It came from an assistant of Brown's, director of football administration Chris Cooper, a name the Bengals did not immediately recognize. The email was sent to Bengals Director of Player Personnel Duke Tobin, who had been dealing with Brown on the trade.

  • Cabot notes that once the Browns and Bengals agreed on the trade parameters over the phone (about 10-20 minutes before the deadline), Cincinnati began working on their paperwork and were not monitoring emails at that time. The word from the Browns (via Cabot’s sources) maintains that they expected Cincinnati to sign and forward their document to the NFL.
  • Cabot says that if Cleveland would have cc’ed the NFL on the email they sent to the Bengals, then the trade would have been completed (because Cincinnati sent their own signed document to the NFL, and had the Browns cc’ed on it).

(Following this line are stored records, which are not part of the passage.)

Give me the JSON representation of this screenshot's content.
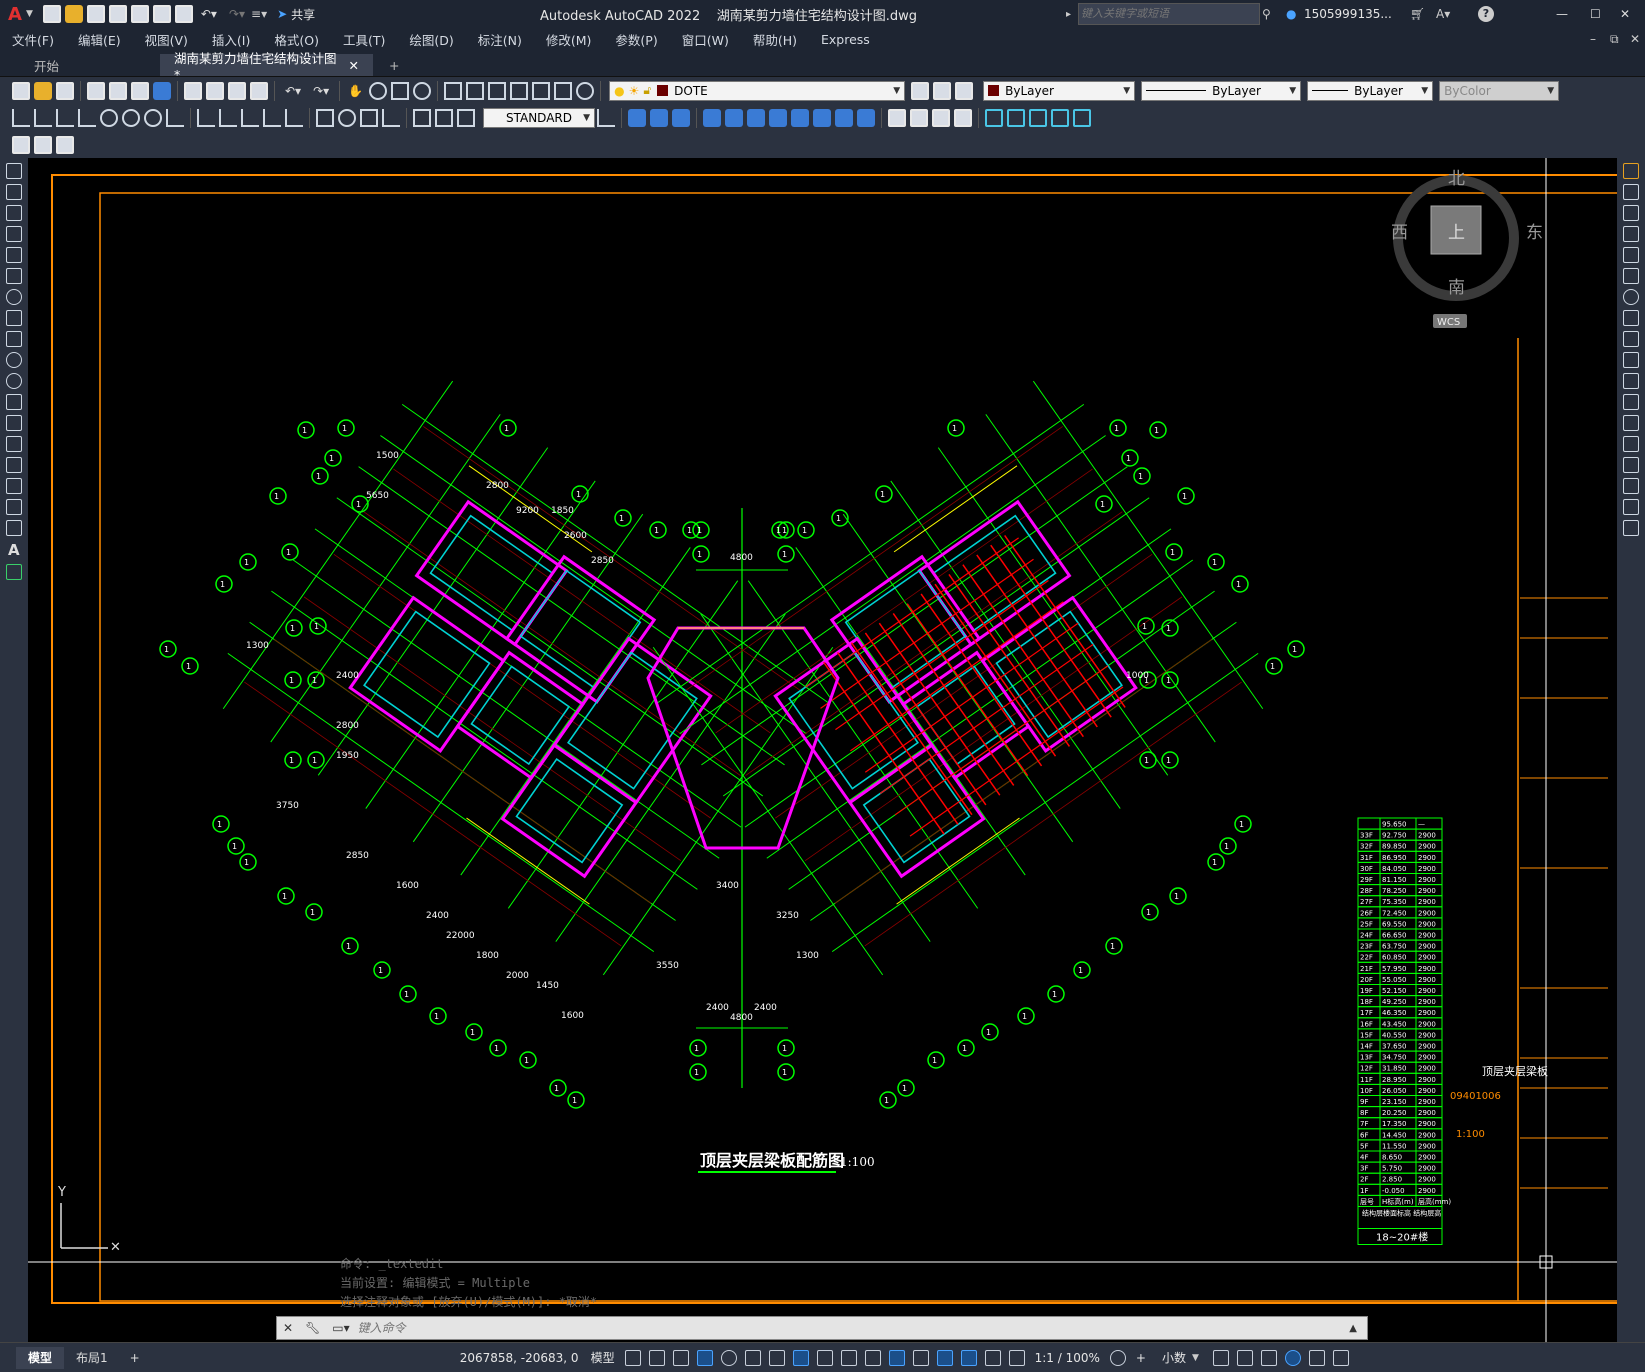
{
  "titlebar": {
    "app_menu": "A",
    "share_label": "共享",
    "title": "Autodesk AutoCAD 2022    湖南某剪力墙住宅结构设计图.dwg",
    "search_placeholder": "键入关键字或短语",
    "user": "1505999135...",
    "help": "?"
  },
  "menu": [
    "文件(F)",
    "编辑(E)",
    "视图(V)",
    "插入(I)",
    "格式(O)",
    "工具(T)",
    "绘图(D)",
    "标注(N)",
    "修改(M)",
    "参数(P)",
    "窗口(W)",
    "帮助(H)",
    "Express"
  ],
  "tabs": [
    {
      "label": "开始",
      "active": false
    },
    {
      "label": "湖南某剪力墙住宅结构设计图*",
      "active": true
    }
  ],
  "toolbar": {
    "layer_name": "DOTE",
    "color": "ByLayer",
    "linetype": "ByLayer",
    "lineweight": "ByLayer",
    "plotstyle": "ByColor",
    "dimstyle": "STANDARD"
  },
  "viewcube": {
    "north": "北",
    "south": "南",
    "east": "东",
    "west": "西",
    "top": "上",
    "wcs": "WCS"
  },
  "drawing": {
    "title": "顶层夹层梁板配筋图",
    "scale": "1:100",
    "dims": [
      "4800",
      "4800",
      "2400",
      "2400",
      "2400",
      "2800",
      "1950",
      "2800",
      "9200",
      "1850",
      "2600",
      "2850",
      "5650",
      "1300",
      "1500",
      "3750",
      "2850",
      "1600",
      "2400",
      "22000",
      "1800",
      "2000",
      "1450",
      "1600",
      "3550",
      "3400",
      "3250",
      "1300",
      "1000"
    ],
    "level_table_title": "结构层楼面标高 结构层高",
    "level_table_footer": "18~20#楼",
    "levels": [
      [
        "",
        "95.650",
        "—"
      ],
      [
        "33F",
        "92.750",
        "2900"
      ],
      [
        "32F",
        "89.850",
        "2900"
      ],
      [
        "31F",
        "86.950",
        "2900"
      ],
      [
        "30F",
        "84.050",
        "2900"
      ],
      [
        "29F",
        "81.150",
        "2900"
      ],
      [
        "28F",
        "78.250",
        "2900"
      ],
      [
        "27F",
        "75.350",
        "2900"
      ],
      [
        "26F",
        "72.450",
        "2900"
      ],
      [
        "25F",
        "69.550",
        "2900"
      ],
      [
        "24F",
        "66.650",
        "2900"
      ],
      [
        "23F",
        "63.750",
        "2900"
      ],
      [
        "22F",
        "60.850",
        "2900"
      ],
      [
        "21F",
        "57.950",
        "2900"
      ],
      [
        "20F",
        "55.050",
        "2900"
      ],
      [
        "19F",
        "52.150",
        "2900"
      ],
      [
        "18F",
        "49.250",
        "2900"
      ],
      [
        "17F",
        "46.350",
        "2900"
      ],
      [
        "16F",
        "43.450",
        "2900"
      ],
      [
        "15F",
        "40.550",
        "2900"
      ],
      [
        "14F",
        "37.650",
        "2900"
      ],
      [
        "13F",
        "34.750",
        "2900"
      ],
      [
        "12F",
        "31.850",
        "2900"
      ],
      [
        "11F",
        "28.950",
        "2900"
      ],
      [
        "10F",
        "26.050",
        "2900"
      ],
      [
        "9F",
        "23.150",
        "2900"
      ],
      [
        "8F",
        "20.250",
        "2900"
      ],
      [
        "7F",
        "17.350",
        "2900"
      ],
      [
        "6F",
        "14.450",
        "2900"
      ],
      [
        "5F",
        "11.550",
        "2900"
      ],
      [
        "4F",
        "8.650",
        "2900"
      ],
      [
        "3F",
        "5.750",
        "2900"
      ],
      [
        "2F",
        "2.850",
        "2900"
      ],
      [
        "1F",
        "-0.050",
        "2900"
      ],
      [
        "层号",
        "H标高(m)",
        "层高(mm)"
      ]
    ],
    "sheet_title": "顶层夹层梁板",
    "sheet_no": "09401006",
    "sheet_scale": "1:100"
  },
  "command": {
    "history": [
      "命令: _textedit",
      "当前设置: 编辑模式 = Multiple",
      "选择注释对象或 [放弃(U)/模式(M)]: *取消*"
    ],
    "placeholder": "键入命令"
  },
  "layout_tabs": [
    "模型",
    "布局1"
  ],
  "status": {
    "coords": "2067858, -20683, 0",
    "space": "模型",
    "scale": "1:1 / 100%",
    "units": "小数"
  },
  "colors": {
    "green": "#00ff00",
    "magenta": "#ff00ff",
    "cyan": "#00d2d2",
    "red": "#ff0000",
    "yellow": "#ffff00",
    "orange": "#ff8c00"
  }
}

The crazy part in all of this? I’m sure Sashi Brown’s reluctance in agreeing to the trade led to the stalling that accidentally saved the organization from making a big mistake in over-valuing McCarron, who in my view is no better than Cody Kessler.

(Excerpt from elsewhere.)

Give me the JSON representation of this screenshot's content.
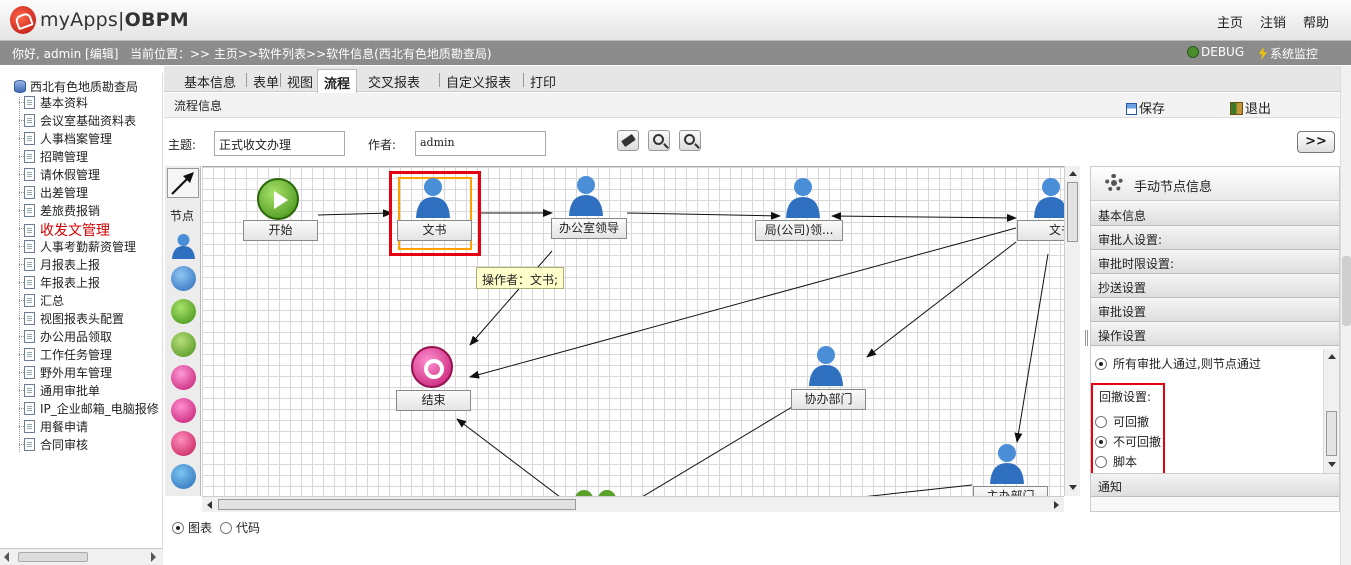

So we’ve got an embarrassing situation, and after this, will Haslam be so fumed that he has to fire someone? If he did put his rubber stamp of approval on this, how can you be understanding of a major clerical fuck up? This impacts any teams willing to do future trade negotiations with your front office, because how can you rely on Cleveland to do their part of the agreement properly? Not to mention that you’ve created even more awkward situations in the quarterback rooms of Cleveland and Cincinnati.

Poll

Should someone be fired over this trade debacle?

This poll is closed

  • 26%
    No, stay calm and stick with the plan.
    (914 votes)
  • 30%
    Fire Sashi Brown
    (1040 votes)
  • 5%
    Fire Hue Jackson
    (199 votes)
  • 4%
    Fire them both
    (147 votes)
  • 5%
    Fire someone else to set some example
    (186 votes)
  • 27%
    Fire everybody
    (956 votes)
3442 votes total Vote Now